You can use both approaches. Before you start the novel, write a character sketch that includes the realistic attributes you want a character to have. But once you start writing, listen to what the character wants. Let your fingers do the walking until you see where the next scene ends up. What frees a good character of his shackles is when he goes where he wants to go—not because that is what the real-life model would do, but because he is reacting to the events inside your book. 

Exercise: Pick a character and track how she is developing in any scene. When she talks, are you thinking of a specific person in your life? If so, dig deeper. What point has the character’s developmental arc reached at that point? What should she be doing for the plot at that point? Immerse yourself in what your fictional situation calls for, and pretty soon you’ll find that she is telling you what she wants.  She has become a player in your drama.

“The real hero is always a hero by mistake; he dreams of being an honest coward like everybody else.” —Umberto Eco


A Position, Not a Theme

More politically minded novelists like to use popular themes of the day in order to make points pro or con.
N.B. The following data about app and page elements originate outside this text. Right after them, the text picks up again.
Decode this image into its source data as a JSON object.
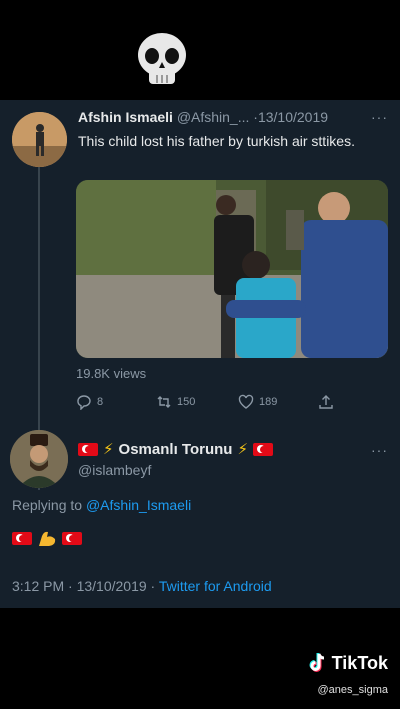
{
  "overlay": {
    "top_emoji": "skull-emoji"
  },
  "tweet1": {
    "display_name": "Afshin Ismaeli",
    "handle_date": "@Afshin_... ·13/10/2019",
    "more": "···",
    "text": "This child lost his father by turkish air sttikes.",
    "views": "19.8K views",
    "replies": "8",
    "retweets": "150",
    "likes": "189"
  },
  "tweet2": {
    "display_name": "Osmanlı Torunu",
    "handle": "@islambeyf",
    "more": "···",
    "replying_prefix": "Replying to ",
    "replying_to": "@Afshin_Ismaeli",
    "timestamp": "3:12 PM · 13/10/2019 · ",
    "source": "Twitter for Android"
  },
  "watermark": {
    "brand": "TikTok",
    "handle": "@anes_sigma"
  },
  "colors": {
    "panel": "#15202b",
    "accent": "#1d9bf0",
    "muted": "#8b98a5",
    "flag": "#e30a17"
  }
}
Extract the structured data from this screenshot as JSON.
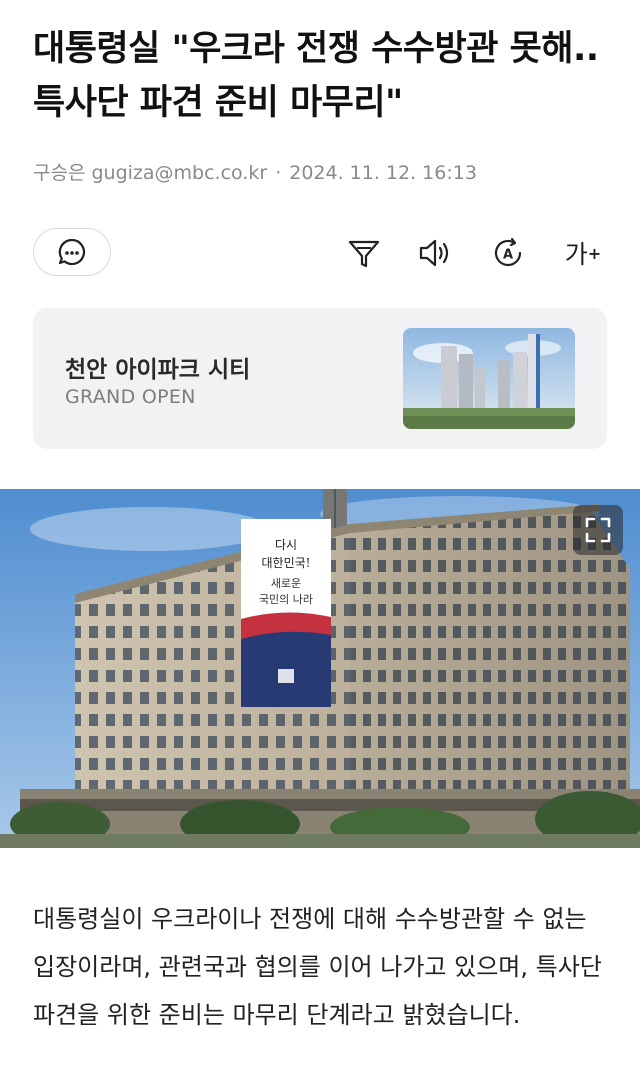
{
  "article": {
    "title": "대통령실 \"우크라 전쟁 수수방관 못해..특사단 파견 준비 마무리\"",
    "author": "구승은 gugiza@mbc.co.kr",
    "separator": "·",
    "date": "2024. 11. 12. 16:13",
    "body": "대통령실이 우크라이나 전쟁에 대해 수수방관할 수 없는 입장이라며, 관련국과 협의를 이어 나가고 있으며, 특사단 파견을 위한 준비는 마무리 단계라고 밝혔습니다."
  },
  "toolbar": {
    "comment_icon": "comment-icon",
    "filter_icon": "summary-filter-icon",
    "audio_icon": "speaker-icon",
    "translate_icon": "translate-icon",
    "font_size_label": "가",
    "font_size_sup": "+"
  },
  "ad": {
    "title": "천안 아이파크 시티",
    "subtitle": "GRAND OPEN"
  },
  "photo": {
    "banner_line1": "다시",
    "banner_line2": "대한민국!",
    "banner_line3": "새로운",
    "banner_line4": "국민의 나라",
    "expand_icon": "expand-icon"
  },
  "colors": {
    "text": "#1a1a1a",
    "meta": "#8a8a8a",
    "ad_bg": "#f2f2f4",
    "banner_navy": "#283a73",
    "banner_red": "#c4323f"
  }
}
In the charged atmosphere of America today, when almost anything is a cause calling for blind fervor, a writer can feel that a hot-button issue will inject drama into the proceedings. Yet when an issue such as abortion becomes a major character’s crusade, an author may be dismayed by how flat the scenes are. How could that happen, when neighbors in real life are ready to tear out each other’s lawn?
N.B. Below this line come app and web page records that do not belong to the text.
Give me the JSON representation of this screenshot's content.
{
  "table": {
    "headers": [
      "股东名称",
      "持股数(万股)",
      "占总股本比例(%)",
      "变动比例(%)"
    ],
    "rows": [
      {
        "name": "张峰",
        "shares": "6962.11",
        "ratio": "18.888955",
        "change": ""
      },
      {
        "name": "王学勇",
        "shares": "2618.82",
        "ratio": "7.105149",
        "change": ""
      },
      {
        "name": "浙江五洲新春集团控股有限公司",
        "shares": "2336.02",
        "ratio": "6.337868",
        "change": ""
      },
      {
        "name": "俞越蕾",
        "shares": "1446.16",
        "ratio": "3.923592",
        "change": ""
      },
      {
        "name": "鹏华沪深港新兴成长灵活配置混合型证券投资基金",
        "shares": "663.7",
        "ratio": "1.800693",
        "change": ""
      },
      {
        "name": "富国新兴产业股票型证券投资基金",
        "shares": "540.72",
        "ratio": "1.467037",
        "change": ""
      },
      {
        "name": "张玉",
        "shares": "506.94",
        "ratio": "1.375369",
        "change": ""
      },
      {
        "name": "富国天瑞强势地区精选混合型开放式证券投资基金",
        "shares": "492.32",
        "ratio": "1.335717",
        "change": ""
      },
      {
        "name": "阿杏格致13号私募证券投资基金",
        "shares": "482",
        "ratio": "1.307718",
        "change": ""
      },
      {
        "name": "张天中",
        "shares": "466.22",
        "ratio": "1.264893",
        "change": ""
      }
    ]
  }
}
The first step in answering that question lies in the spillover from the real world into fiction. Since novels tend to be realistic in order to allay a reader’s disbelief, the views of a flag-waving character may borrow largely from what a reader has learned, possibly ad nauseam, on the news. As the phrase goes, familiarity breeds contempt. As soon as I, as an example, recognize a certain line of cant, I start skimming immediately. I read novels to get away from that stuff.

Equally as important is recognizing that the power of any theme correlates with its progressive development. If an issue does not change over the course of the book, there is no dramatic movement. If a character keeps saying the same stuff in every scene, no matter what the content is, a reader will become bored. Yes, we know how you feel, so when is that going to become more interesting? 
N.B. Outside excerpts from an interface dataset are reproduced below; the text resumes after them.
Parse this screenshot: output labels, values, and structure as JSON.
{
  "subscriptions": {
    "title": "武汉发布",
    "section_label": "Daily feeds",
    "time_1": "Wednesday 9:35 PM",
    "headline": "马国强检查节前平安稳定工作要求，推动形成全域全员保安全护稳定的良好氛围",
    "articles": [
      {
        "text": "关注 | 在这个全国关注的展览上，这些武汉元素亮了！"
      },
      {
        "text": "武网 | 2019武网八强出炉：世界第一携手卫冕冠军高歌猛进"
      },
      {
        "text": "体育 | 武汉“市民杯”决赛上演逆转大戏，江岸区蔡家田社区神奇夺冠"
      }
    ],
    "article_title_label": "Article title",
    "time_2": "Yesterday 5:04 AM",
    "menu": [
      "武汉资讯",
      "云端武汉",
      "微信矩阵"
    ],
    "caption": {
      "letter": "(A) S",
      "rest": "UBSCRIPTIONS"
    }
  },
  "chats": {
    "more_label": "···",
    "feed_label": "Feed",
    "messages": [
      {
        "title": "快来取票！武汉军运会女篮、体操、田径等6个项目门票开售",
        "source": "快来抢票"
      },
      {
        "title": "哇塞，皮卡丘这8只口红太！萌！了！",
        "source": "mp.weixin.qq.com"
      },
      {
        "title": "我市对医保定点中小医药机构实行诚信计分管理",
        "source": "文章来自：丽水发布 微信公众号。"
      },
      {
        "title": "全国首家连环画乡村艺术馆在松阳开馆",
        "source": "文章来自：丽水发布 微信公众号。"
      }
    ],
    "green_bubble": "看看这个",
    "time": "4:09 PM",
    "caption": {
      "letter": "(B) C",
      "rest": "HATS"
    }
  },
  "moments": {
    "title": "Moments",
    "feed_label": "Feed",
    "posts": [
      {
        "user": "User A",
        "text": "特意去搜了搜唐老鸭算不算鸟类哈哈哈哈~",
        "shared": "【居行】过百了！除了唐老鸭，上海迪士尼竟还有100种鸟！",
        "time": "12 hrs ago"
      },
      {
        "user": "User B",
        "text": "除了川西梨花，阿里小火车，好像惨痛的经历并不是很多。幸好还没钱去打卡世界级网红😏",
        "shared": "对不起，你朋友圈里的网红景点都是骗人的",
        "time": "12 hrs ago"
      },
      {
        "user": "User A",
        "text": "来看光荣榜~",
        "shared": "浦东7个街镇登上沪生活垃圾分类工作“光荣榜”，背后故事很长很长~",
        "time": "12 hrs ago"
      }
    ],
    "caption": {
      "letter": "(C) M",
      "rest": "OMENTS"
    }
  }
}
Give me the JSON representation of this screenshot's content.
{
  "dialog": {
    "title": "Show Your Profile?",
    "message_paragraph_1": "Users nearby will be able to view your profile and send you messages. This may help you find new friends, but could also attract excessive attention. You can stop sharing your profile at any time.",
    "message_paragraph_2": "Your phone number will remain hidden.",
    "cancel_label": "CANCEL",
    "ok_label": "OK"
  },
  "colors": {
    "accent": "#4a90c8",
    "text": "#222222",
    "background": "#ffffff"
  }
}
As with any story element, a character needs to begin at Point A and progress to Point Z with a theme. If you wish to write about abortion, for example, you should figure out a starting point and an ending point during the initial outline stage. How do the events inside the novel impact the character’s thinking about the issue? That is the only way a novelist can be original on such a well-worn topic.

Framing the matter this way leads to a final and most decisive step: making the issue personal. Only when you focus hard enough on one individual’s travails during the heart-rending course of what to do with an unborn child will you make the reader care. The snap answers you see on the screen will pale to their usual political banality, and you will discover for real why the issue is so contentious. It’s because the experience is so painful. That’s what you should be writing about.

Exercise: Contrary to real life, where men arrogate the right to somehow know what an expectant mother is feeling, a male novelist has to work a lot harder. You should read a variety of works, even if you don’t agree with their viewpoints. You should talk to women—your relatives, professional counselors, and/or young teenagers. Then come back and tell us what your heart learned.

“It is only with the heart that one can see rightly; what is essential is invisible to the eye.” ―Antoine de Saint-ExupĂ©ry

Copyright @ 2021 John Paine. All rights reserved.

Copyright © 2020 John Paine. All rights reserved.